Give an exact copy of the data that follows.

^^^^^^^^

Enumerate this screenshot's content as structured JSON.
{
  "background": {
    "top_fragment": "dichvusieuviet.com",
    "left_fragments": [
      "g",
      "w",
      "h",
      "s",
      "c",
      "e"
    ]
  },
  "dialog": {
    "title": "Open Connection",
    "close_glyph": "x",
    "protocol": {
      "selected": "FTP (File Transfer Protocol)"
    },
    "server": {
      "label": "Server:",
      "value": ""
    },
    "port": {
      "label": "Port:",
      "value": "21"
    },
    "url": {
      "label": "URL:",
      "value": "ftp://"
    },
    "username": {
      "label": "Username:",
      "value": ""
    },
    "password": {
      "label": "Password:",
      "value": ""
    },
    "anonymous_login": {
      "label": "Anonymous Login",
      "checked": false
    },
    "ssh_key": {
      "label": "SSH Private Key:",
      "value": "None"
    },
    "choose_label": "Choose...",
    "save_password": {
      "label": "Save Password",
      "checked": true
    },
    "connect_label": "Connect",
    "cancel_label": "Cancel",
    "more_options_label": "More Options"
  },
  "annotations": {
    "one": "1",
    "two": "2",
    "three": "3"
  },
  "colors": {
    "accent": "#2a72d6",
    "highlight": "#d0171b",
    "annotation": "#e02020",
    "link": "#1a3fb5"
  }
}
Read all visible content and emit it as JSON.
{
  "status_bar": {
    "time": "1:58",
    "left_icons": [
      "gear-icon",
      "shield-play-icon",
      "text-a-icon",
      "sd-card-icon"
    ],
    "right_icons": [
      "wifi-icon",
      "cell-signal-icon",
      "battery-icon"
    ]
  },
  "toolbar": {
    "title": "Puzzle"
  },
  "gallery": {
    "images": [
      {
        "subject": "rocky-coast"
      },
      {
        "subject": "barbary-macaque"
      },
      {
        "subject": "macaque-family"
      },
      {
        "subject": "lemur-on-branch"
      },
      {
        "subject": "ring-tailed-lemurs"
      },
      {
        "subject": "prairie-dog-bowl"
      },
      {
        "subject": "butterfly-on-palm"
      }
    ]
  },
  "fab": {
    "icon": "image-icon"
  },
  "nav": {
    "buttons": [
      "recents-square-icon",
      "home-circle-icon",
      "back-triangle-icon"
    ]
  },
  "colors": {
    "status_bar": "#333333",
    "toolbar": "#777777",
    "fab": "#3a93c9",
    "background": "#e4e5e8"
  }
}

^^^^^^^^

### PROBLEM SOLUTION
Enumerate this screenshot's content as structured JSON.
{
  "background": {
    "top_fragment": "dichvusieuviet.com",
    "left_fragments": [
      "g",
      "w",
      "h",
      "s",
      "c",
      "e"
    ]
  },
  "dialog": {
    "title": "Open Connection",
    "close_glyph": "x",
    "protocol": {
      "selected": "FTP (File Transfer Protocol)"
    },
    "server": {
      "label": "Server:",
      "value": ""
    },
    "port": {
      "label": "Port:",
      "value": "21"
    },
    "url": {
      "label": "URL:",
      "value": "ftp://"
    },
    "username": {
      "label": "Username:",
      "value": ""
    },
    "password": {
      "label": "Password:",
      "value": ""
    },
    "anonymous_login": {
      "label": "Anonymous Login",
      "checked": false
    },
    "ssh_key": {
      "label": "SSH Private Key:",
      "value": "None"
    },
    "choose_label": "Choose...",
    "save_password": {
      "label": "Save Password",
      "checked": true
    },
    "connect_label": "Connect",
    "cancel_label": "Cancel",
    "more_options_label": "More Options"
  },
  "annotations": {
    "one": "1",
    "two": "2",
    "three": "3"
  },
  "colors": {
    "accent": "#2a72d6",
    "highlight": "#d0171b",
    "annotation": "#e02020",
    "link": "#1a3fb5"
  }
}
Read all visible content and emit it as JSON.
{
  "status_bar": {
    "time": "1:58",
    "left_icons": [
      "gear-icon",
      "shield-play-icon",
      "text-a-icon",
      "sd-card-icon"
    ],
    "right_icons": [
      "wifi-icon",
      "cell-signal-icon",
      "battery-icon"
    ]
  },
  "toolbar": {
    "title": "Puzzle"
  },
  "gallery": {
    "images": [
      {
        "subject": "rocky-coast"
      },
      {
        "subject": "barbary-macaque"
      },
      {
        "subject": "macaque-family"
      },
      {
        "subject": "lemur-on-branch"
      },
      {
        "subject": "ring-tailed-lemurs"
      },
      {
        "subject": "prairie-dog-bowl"
      },
      {
        "subject": "butterfly-on-palm"
      }
    ]
  },
  "fab": {
    "icon": "image-icon"
  },
  "nav": {
    "buttons": [
      "recents-square-icon",
      "home-circle-icon",
      "back-triangle-icon"
    ]
  },
  "colors": {
    "status_bar": "#333333",
    "toolbar": "#777777",
    "fab": "#3a93c9",
    "background": "#e4e5e8"
  }
}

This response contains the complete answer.